Brief: If an entry holds a picture, leave that picture out; copy everything else exactly.

Material provided:
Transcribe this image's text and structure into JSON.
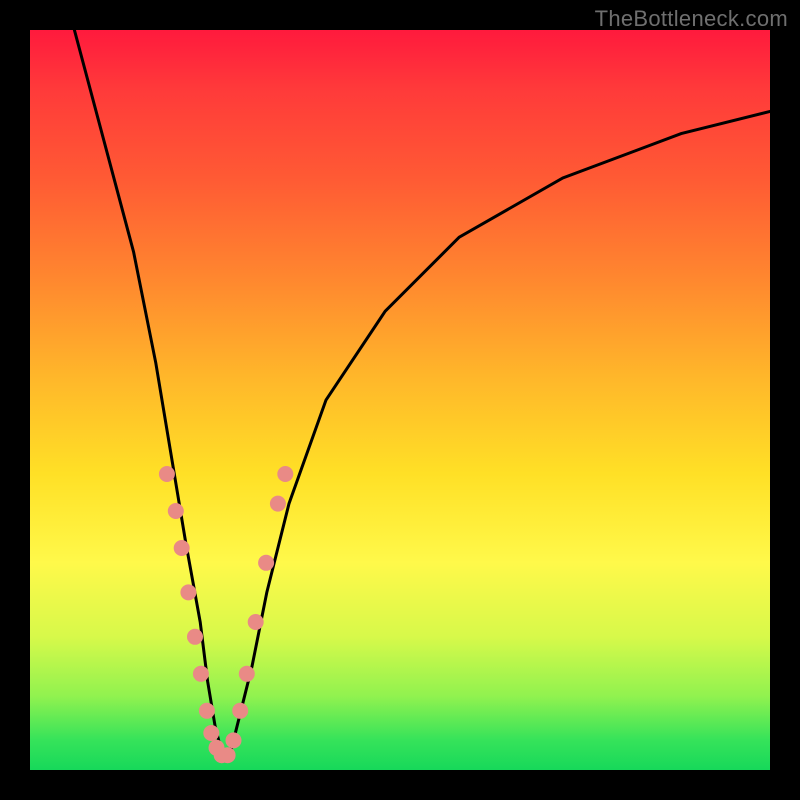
{
  "watermark": "TheBottleneck.com",
  "chart_data": {
    "type": "line",
    "title": "",
    "xlabel": "",
    "ylabel": "",
    "xlim": [
      0,
      100
    ],
    "ylim": [
      0,
      100
    ],
    "series": [
      {
        "name": "bottleneck-curve",
        "x": [
          6,
          10,
          14,
          17,
          19,
          21,
          23,
          24,
          25,
          26,
          27,
          28,
          30,
          32,
          35,
          40,
          48,
          58,
          72,
          88,
          100
        ],
        "y": [
          100,
          85,
          70,
          55,
          43,
          31,
          20,
          12,
          6,
          2,
          2,
          6,
          14,
          24,
          36,
          50,
          62,
          72,
          80,
          86,
          89
        ]
      }
    ],
    "markers": {
      "name": "highlight-dots",
      "color": "#e98a86",
      "radius_px": 8,
      "x": [
        18.5,
        19.7,
        20.5,
        21.4,
        22.3,
        23.1,
        23.9,
        24.5,
        25.2,
        25.9,
        26.7,
        27.5,
        28.4,
        29.3,
        30.5,
        31.9,
        33.5,
        34.5
      ],
      "y": [
        40,
        35,
        30,
        24,
        18,
        13,
        8,
        5,
        3,
        2,
        2,
        4,
        8,
        13,
        20,
        28,
        36,
        40
      ]
    },
    "gradient_meaning": "red=top (bad), green=bottom (good)"
  }
}
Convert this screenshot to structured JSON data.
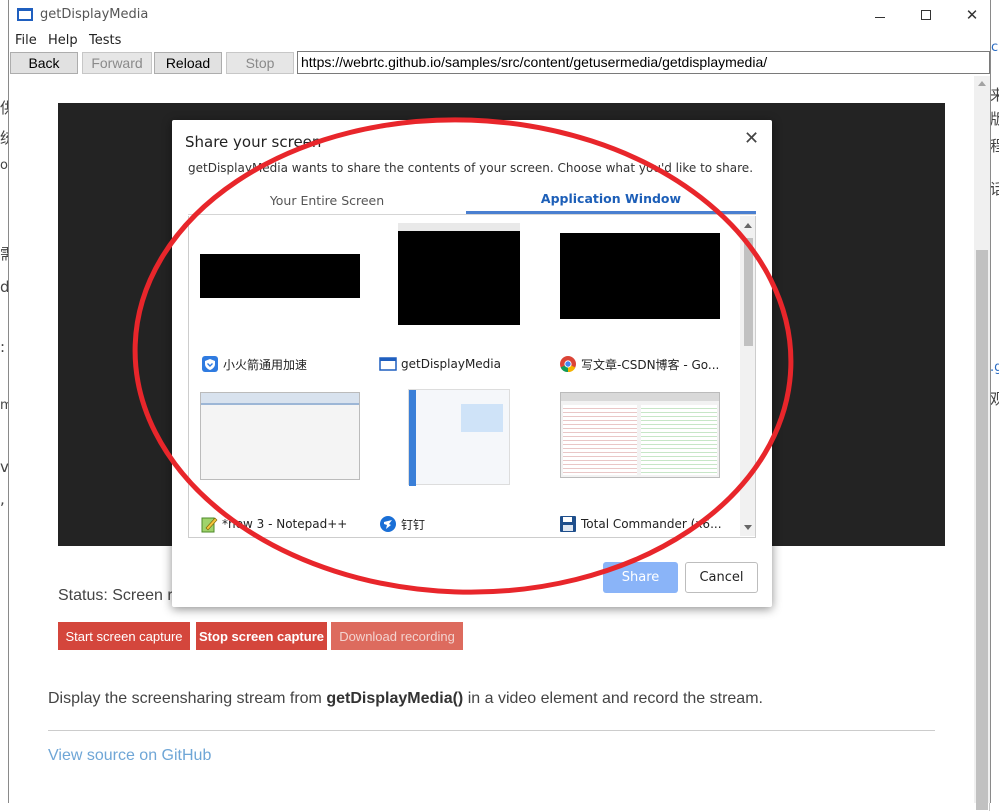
{
  "window": {
    "title": "getDisplayMedia",
    "menu": [
      "File",
      "Help",
      "Tests"
    ],
    "buttons": {
      "back": "Back",
      "forward": "Forward",
      "reload": "Reload",
      "stop": "Stop"
    },
    "url": "https://webrtc.github.io/samples/src/content/getusermedia/getdisplaymedia/"
  },
  "page": {
    "status": "Status: Screen re",
    "buttons": {
      "start": "Start screen capture",
      "stop": "Stop screen capture",
      "download": "Download recording"
    },
    "description_prefix": "Display the screensharing stream from ",
    "description_code": "getDisplayMedia()",
    "description_suffix": " in a video element and record the stream.",
    "source_link": "View source on GitHub"
  },
  "dialog": {
    "title": "Share your screen",
    "subtitle": "getDisplayMedia wants to share the contents of your screen. Choose what you'd like to share.",
    "tabs": [
      "Your Entire Screen",
      "Application Window"
    ],
    "active_tab": "Application Window",
    "windows": [
      {
        "label": "小火箭通用加速",
        "icon": "shield-icon"
      },
      {
        "label": "getDisplayMedia",
        "icon": "window-icon"
      },
      {
        "label": "写文章-CSDN博客 - Go...",
        "icon": "chrome-icon"
      },
      {
        "label": "*new 3 - Notepad++",
        "icon": "notepad-icon"
      },
      {
        "label": "钉钉",
        "icon": "dingtalk-icon"
      },
      {
        "label": "Total Commander (x6...",
        "icon": "floppy-icon"
      }
    ],
    "share_label": "Share",
    "cancel_label": "Cancel"
  },
  "annotation_color": "#e8262b",
  "colors": {
    "accent": "#1d5fb8",
    "page_button": "#d4463c",
    "share_disabled": "#8ab4f8",
    "link": "#6fa6d6"
  }
}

Completed exercise:
Transcribe this image's text and structure into JSON.
{
  "watermark": "TheBottleneck.com",
  "chart_data": {
    "type": "line",
    "title": "",
    "xlabel": "",
    "ylabel": "",
    "xlim": [
      0,
      100
    ],
    "ylim": [
      0,
      100
    ],
    "series": [
      {
        "name": "bottleneck-curve",
        "x": [
          6,
          10,
          14,
          17,
          19,
          21,
          23,
          24,
          25,
          26,
          27,
          28,
          30,
          32,
          35,
          40,
          48,
          58,
          72,
          88,
          100
        ],
        "y": [
          100,
          85,
          70,
          55,
          43,
          31,
          20,
          12,
          6,
          2,
          2,
          6,
          14,
          24,
          36,
          50,
          62,
          72,
          80,
          86,
          89
        ]
      }
    ],
    "markers": {
      "name": "highlight-dots",
      "color": "#e98a86",
      "radius_px": 8,
      "x": [
        18.5,
        19.7,
        20.5,
        21.4,
        22.3,
        23.1,
        23.9,
        24.5,
        25.2,
        25.9,
        26.7,
        27.5,
        28.4,
        29.3,
        30.5,
        31.9,
        33.5,
        34.5
      ],
      "y": [
        40,
        35,
        30,
        24,
        18,
        13,
        8,
        5,
        3,
        2,
        2,
        4,
        8,
        13,
        20,
        28,
        36,
        40
      ]
    },
    "gradient_meaning": "red=top (bad), green=bottom (good)"
  }
}
Convert this screenshot to structured JSON data.
{
  "window": {
    "title": "getDisplayMedia",
    "menu": [
      "File",
      "Help",
      "Tests"
    ],
    "buttons": {
      "back": "Back",
      "forward": "Forward",
      "reload": "Reload",
      "stop": "Stop"
    },
    "url": "https://webrtc.github.io/samples/src/content/getusermedia/getdisplaymedia/"
  },
  "page": {
    "status": "Status: Screen re",
    "buttons": {
      "start": "Start screen capture",
      "stop": "Stop screen capture",
      "download": "Download recording"
    },
    "description_prefix": "Display the screensharing stream from ",
    "description_code": "getDisplayMedia()",
    "description_suffix": " in a video element and record the stream.",
    "source_link": "View source on GitHub"
  },
  "dialog": {
    "title": "Share your screen",
    "subtitle": "getDisplayMedia wants to share the contents of your screen. Choose what you'd like to share.",
    "tabs": [
      "Your Entire Screen",
      "Application Window"
    ],
    "active_tab": "Application Window",
    "windows": [
      {
        "label": "小火箭通用加速",
        "icon": "shield-icon"
      },
      {
        "label": "getDisplayMedia",
        "icon": "window-icon"
      },
      {
        "label": "写文章-CSDN博客 - Go...",
        "icon": "chrome-icon"
      },
      {
        "label": "*new 3 - Notepad++",
        "icon": "notepad-icon"
      },
      {
        "label": "钉钉",
        "icon": "dingtalk-icon"
      },
      {
        "label": "Total Commander (x6...",
        "icon": "floppy-icon"
      }
    ],
    "share_label": "Share",
    "cancel_label": "Cancel"
  },
  "annotation_color": "#e8262b",
  "colors": {
    "accent": "#1d5fb8",
    "page_button": "#d4463c",
    "share_disabled": "#8ab4f8",
    "link": "#6fa6d6"
  }
}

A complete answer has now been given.